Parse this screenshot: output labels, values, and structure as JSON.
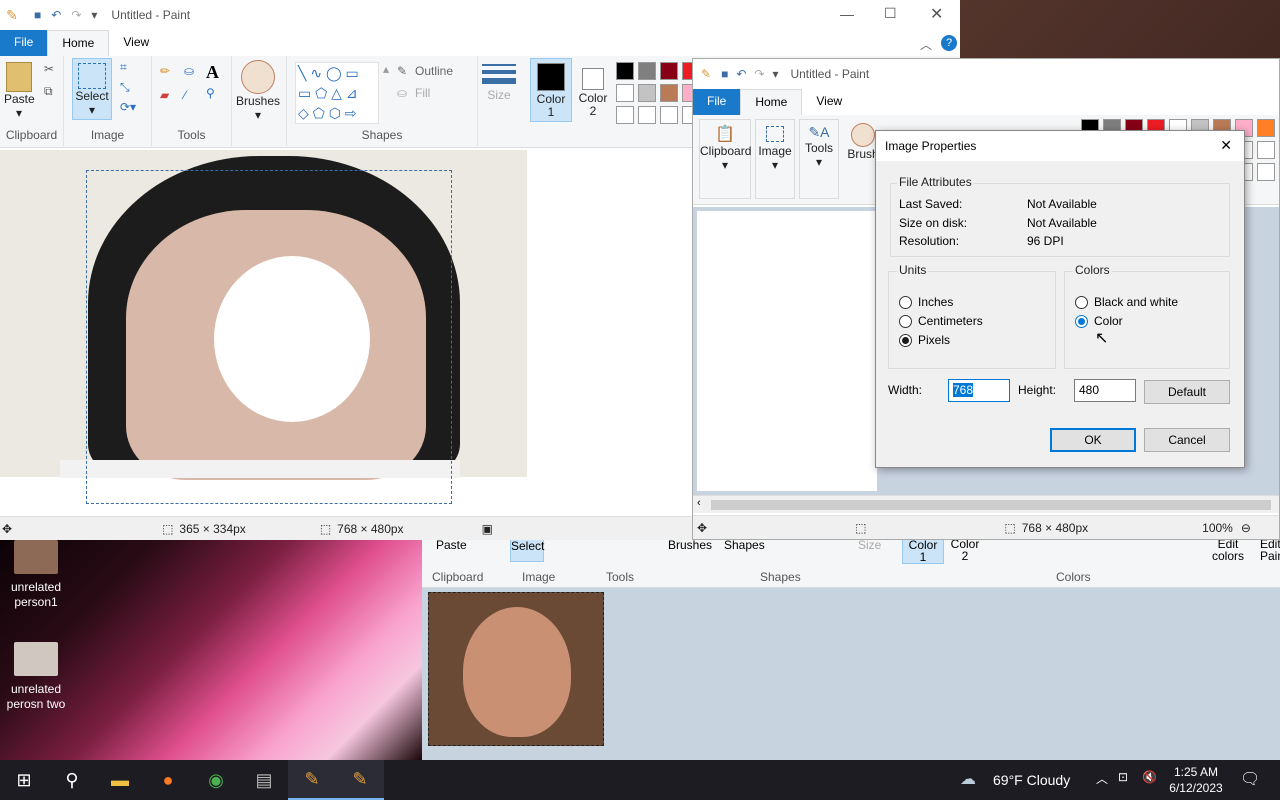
{
  "desktop": {
    "icons": [
      {
        "label_line1": "unrelated",
        "label_line2": "person1"
      },
      {
        "label_line1": "unrelated",
        "label_line2": "perosn two"
      }
    ]
  },
  "paint_main": {
    "title": "Untitled - Paint",
    "menu": {
      "file": "File",
      "home": "Home",
      "view": "View"
    },
    "groups": {
      "clipboard": "Clipboard",
      "image": "Image",
      "tools": "Tools",
      "shapes": "Shapes"
    },
    "buttons": {
      "paste": "Paste",
      "select": "Select",
      "brushes": "Brushes",
      "outline": "Outline",
      "fill": "Fill",
      "size": "Size",
      "color1": "Color",
      "color1_num": "1",
      "color2": "Color",
      "color2_num": "2"
    },
    "status": {
      "selection_size": "365 × 334px",
      "image_size": "768 × 480px"
    }
  },
  "paint_second": {
    "title": "Untitled - Paint",
    "menu": {
      "file": "File",
      "home": "Home",
      "view": "View"
    },
    "buttons": {
      "clipboard": "Clipboard",
      "image": "Image",
      "tools": "Tools",
      "brushes": "Brush"
    },
    "status": {
      "image_size": "768 × 480px",
      "zoom": "100%"
    }
  },
  "paint_third": {
    "buttons": {
      "paste": "Paste",
      "select": "Select",
      "brushes": "Brushes",
      "shapes": "Shapes",
      "size": "Size",
      "color1": "Color",
      "color1_num": "1",
      "color2": "Color",
      "color2_num": "2",
      "edit_colors_1": "Edit",
      "edit_colors_2": "colors",
      "edit_paint_1": "Edit",
      "edit_paint_2": "Pain"
    },
    "groups": {
      "clipboard": "Clipboard",
      "image": "Image",
      "tools": "Tools",
      "shapes": "Shapes",
      "colors": "Colors"
    }
  },
  "dialog": {
    "title": "Image Properties",
    "file_attributes": {
      "legend": "File Attributes",
      "last_saved_label": "Last Saved:",
      "last_saved_value": "Not Available",
      "size_label": "Size on disk:",
      "size_value": "Not Available",
      "resolution_label": "Resolution:",
      "resolution_value": "96 DPI"
    },
    "units": {
      "legend": "Units",
      "inches": "Inches",
      "centimeters": "Centimeters",
      "pixels": "Pixels",
      "selected": "pixels"
    },
    "colors": {
      "legend": "Colors",
      "bw": "Black and white",
      "color": "Color",
      "selected": "color"
    },
    "width_label": "Width:",
    "width_value": "768",
    "height_label": "Height:",
    "height_value": "480",
    "default": "Default",
    "ok": "OK",
    "cancel": "Cancel"
  },
  "taskbar": {
    "weather": "69°F  Cloudy",
    "time": "1:25 AM",
    "date": "6/12/2023"
  },
  "palette_colors": [
    "#000000",
    "#7f7f7f",
    "#880015",
    "#ed1c24",
    "#ffffff",
    "#c3c3c3",
    "#b97a57",
    "#ffaec9",
    "#ff7f27",
    "#fff200",
    "#22b14c",
    "#00a2e8",
    "#3f48cc",
    "#a349a4"
  ]
}
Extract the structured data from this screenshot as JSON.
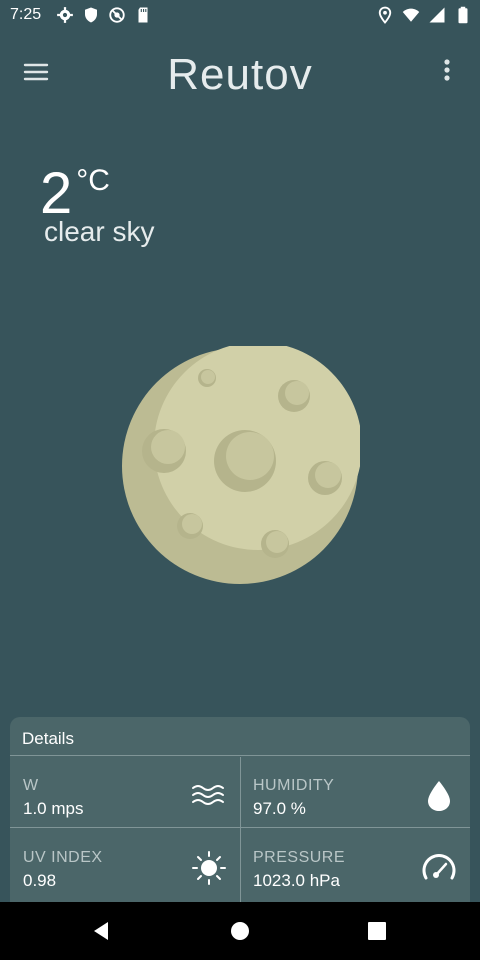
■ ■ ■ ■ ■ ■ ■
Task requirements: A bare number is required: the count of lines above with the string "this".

Task result: 2